An expungement proceeding essentially renders a criminal record unavailable through the state. An expungement is a type of lawsuit that seals the records of a first time offender of a prior criminal conviction.

Expungement also makes a criminal record unavailable through Federal repositories. In some cases, the criminal conviction can be permanently erased from the criminal record. Expungement can sometimes go by other names, like “setting aside a conviction”, “petition for dismissal”, and “record sealing.”

The rules for expungement vary widely from state to state. In general, it is easier to get minor crimes expunged, and it is easier to seal juvenile records. However, there are some states that do permit felony expungements.

Each state has their own specific criteria for petitioning the court for an expungement. Typically, you must meet the criteria listed below. Depending on where you live, the criteria might include:

  • Complete the designated waiting period;
    • For example, there is a five year waiting period for certain crimes such as domestic battery.
  • Meeting the set terms of your conviction, which includes probation, and the payment of fines and restitution;
  • Provide evidence that you do not have subsequent criminal charges or criminal convictions; and
  • Provide evidence that you are sufficiently rehabilitated and able to contribute to society, through employment, education, volunteer work, etc.

What is the Expungement Process Like?

Once you have met the eligibility criteria set forth by your state, you can proceed with filing a petition for expungement.
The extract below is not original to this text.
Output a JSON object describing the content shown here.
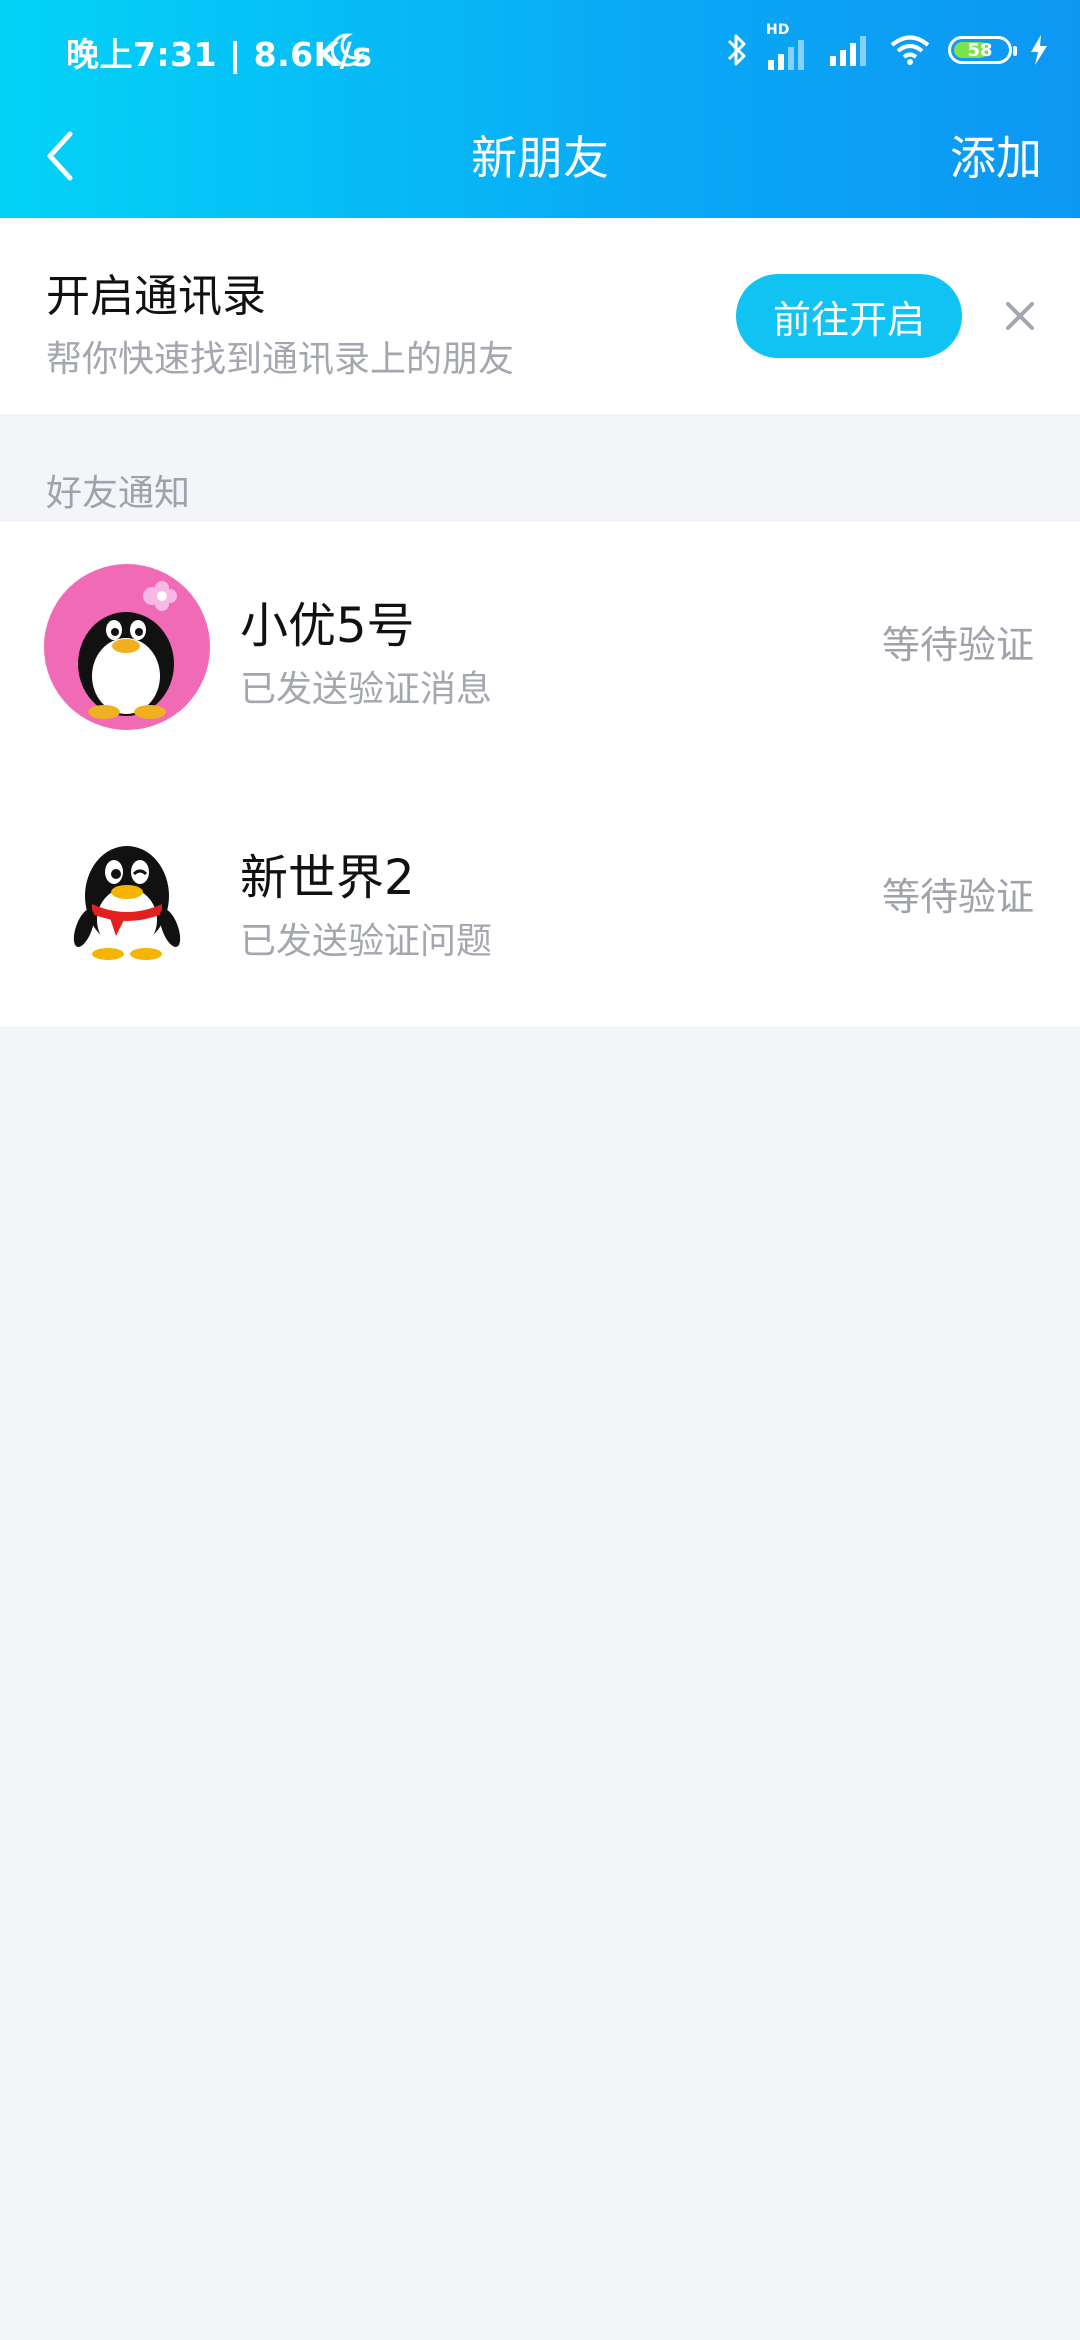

Sometimes, you may need to attach a certified copy of your criminal record to your petition. Additionally, you may have to pay any court and record fees associated with your request for expungement.

Typically, the court will then notify the proper authorities of your request for expungement, such as law enforcement and the prosecutor who handled your criminal charges. If those authorities do not object to your petition, the judge may decide to approve your request without a hearing.

However, an expungement hearing is usually scheduled. This is your opportunity to present your case for expungement to the judge and explain why you believe expungement is merited and necessary. Then, if the prosecution objects to your petition, they will have the opportunity to present their arguments against granting an expungement.

The amount of time the expungement process takes depends on the state as well as the individual case. Generally, it can take two to six months to have a criminal record expunged. The process can also be costly, with attorney’s fees ranging from $400 to $4,000 and court costs and filing fees adding on another $100 to $400.

Are All Felonies Eligible for Expungement?

Unfortunately, no. Most states have limits on the types of felony charges and convictions that can be expunged. Eligible expungement, although varying greatly from state to state, tends to be restricted to misdemeanors such as simple theft crimes, vandalism, and non-violent crimes. For the most part, violent felonies, sex offenses, and other such serious crimes are not eligible for expungement. However, as previously stated, this varies from state to state.

Also, some states do not allow for the expungement of felony convictions at all. In these such states, you may only be able to expunge felony criminal records if those charges were dismissed, withdrawn, pardoned, or resulted in a non-conviction, such as deferred sentencing or a finding of not guilty.

There are some crimes that are often not eligible for expungement regardless of the circumstances. These crimes include murder, rape, sexual battery, serious weapons charges, corruption of a minor, as well as felonies and first degree misdemeanors in which the victim is under eighteen years old.

If a Felony is Expunged, Does That Mean it is Totally Erased from My Criminal Record?

Fortunately, in most states, an expunged felony is not a public record, this means that you do not have to report it on job, housing, or education related applications. Further, if a potential employer runs a background check on you, it typically will not show up.

There are limits to this protection. For instance, law enforcement agencies are still able to view expunged records. Additionally, law enforcement and the courts may be able to consider expunged charges if they could impact sentencing in a later case.

Many states will require the disclosure of expunged offenses if you are seeking a job that involves law enforcement or children. Additionally, you may be required to disclose your expunged charges if you apply for a professional license, such as a legal, medical, or pharmacy license.

Do I Need an Attorney for Getting a Felony Expunged From My Criminal Record?

While it is possible to handle an expungement yourself, you will need to ensure that every step is completed to perfection. Further, you will also need to understand whether or not you are eligible for an expungement.

A knowledgeable and qualified expungement attorney is your best option. In order to expunge or seal a felony charge, you must follow strict procedural rules, present evidence on your own behalf, and possibly testify at a hearing.

Additionally, you will need to understand your state’s unique expungement laws. An expungement attorney will be able to handle all of that for you, as well as anything else that may complicate the process.